Required action:
Print every record below exactly, minus the pictures.

[Element data from apps and pages]
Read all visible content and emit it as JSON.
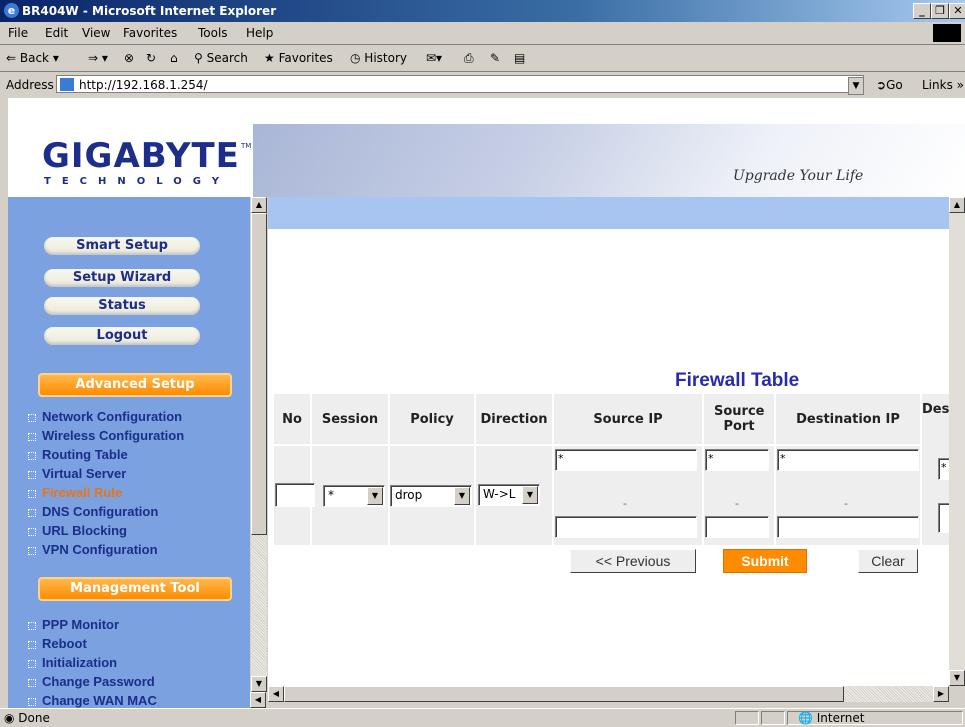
{
  "window": {
    "title": "BR404W - Microsoft Internet Explorer"
  },
  "menu": [
    "File",
    "Edit",
    "View",
    "Favorites",
    "Tools",
    "Help"
  ],
  "toolbar": {
    "back": "Back",
    "search": "Search",
    "favorites": "Favorites",
    "history": "History"
  },
  "address": {
    "label": "Address",
    "url": "http://192.168.1.254/",
    "go": "Go",
    "links": "Links"
  },
  "header": {
    "logo": "GIGABYTE",
    "logo_sub": "TECHNOLOGY",
    "tagline": "Upgrade Your Life"
  },
  "sidebar": {
    "buttons": [
      "Smart Setup",
      "Setup Wizard",
      "Status",
      "Logout"
    ],
    "advanced_title": "Advanced Setup",
    "advanced_items": [
      "Network Configuration",
      "Wireless Configuration",
      "Routing Table",
      "Virtual Server",
      "Firewall Rule",
      "DNS Configuration",
      "URL Blocking",
      "VPN Configuration"
    ],
    "active_item": "Firewall Rule",
    "management_title": "Management Tool",
    "management_items": [
      "PPP Monitor",
      "Reboot",
      "Initialization",
      "Change Password",
      "Change WAN MAC"
    ]
  },
  "firewall": {
    "title": "Firewall Table",
    "columns": [
      "No",
      "Session",
      "Policy",
      "Direction",
      "Source IP",
      "Source Port",
      "Destination IP",
      "Des"
    ],
    "row": {
      "no": "",
      "session": "*",
      "policy": "drop",
      "direction": "W->L",
      "source_ip_from": "*",
      "source_ip_to": "",
      "source_ip_sep": "-",
      "source_port_from": "*",
      "source_port_to": "",
      "source_port_sep": "-",
      "dest_ip_from": "*",
      "dest_ip_to": "",
      "dest_ip_sep": "-",
      "dest_port_from": "*"
    },
    "buttons": {
      "previous": "<< Previous",
      "submit": "Submit",
      "clear": "Clear"
    }
  },
  "status": {
    "left": "Done",
    "zone": "Internet"
  }
}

Result of this exercise:
Read all visible content and emit it as JSON.
{
  "window": {
    "title": "BR404W - Microsoft Internet Explorer"
  },
  "menu": [
    "File",
    "Edit",
    "View",
    "Favorites",
    "Tools",
    "Help"
  ],
  "toolbar": {
    "back": "Back",
    "search": "Search",
    "favorites": "Favorites",
    "history": "History"
  },
  "address": {
    "label": "Address",
    "url": "http://192.168.1.254/",
    "go": "Go",
    "links": "Links"
  },
  "header": {
    "logo": "GIGABYTE",
    "logo_sub": "TECHNOLOGY",
    "tagline": "Upgrade Your Life"
  },
  "sidebar": {
    "buttons": [
      "Smart Setup",
      "Setup Wizard",
      "Status",
      "Logout"
    ],
    "advanced_title": "Advanced Setup",
    "advanced_items": [
      "Network Configuration",
      "Wireless Configuration",
      "Routing Table",
      "Virtual Server",
      "Firewall Rule",
      "DNS Configuration",
      "URL Blocking",
      "VPN Configuration"
    ],
    "active_item": "Firewall Rule",
    "management_title": "Management Tool",
    "management_items": [
      "PPP Monitor",
      "Reboot",
      "Initialization",
      "Change Password",
      "Change WAN MAC"
    ]
  },
  "firewall": {
    "title": "Firewall Table",
    "columns": [
      "No",
      "Session",
      "Policy",
      "Direction",
      "Source IP",
      "Source Port",
      "Destination IP",
      "Des"
    ],
    "row": {
      "no": "",
      "session": "*",
      "policy": "drop",
      "direction": "W->L",
      "source_ip_from": "*",
      "source_ip_to": "",
      "source_ip_sep": "-",
      "source_port_from": "*",
      "source_port_to": "",
      "source_port_sep": "-",
      "dest_ip_from": "*",
      "dest_ip_to": "",
      "dest_ip_sep": "-",
      "dest_port_from": "*"
    },
    "buttons": {
      "previous": "<< Previous",
      "submit": "Submit",
      "clear": "Clear"
    }
  },
  "status": {
    "left": "Done",
    "zone": "Internet"
  }
}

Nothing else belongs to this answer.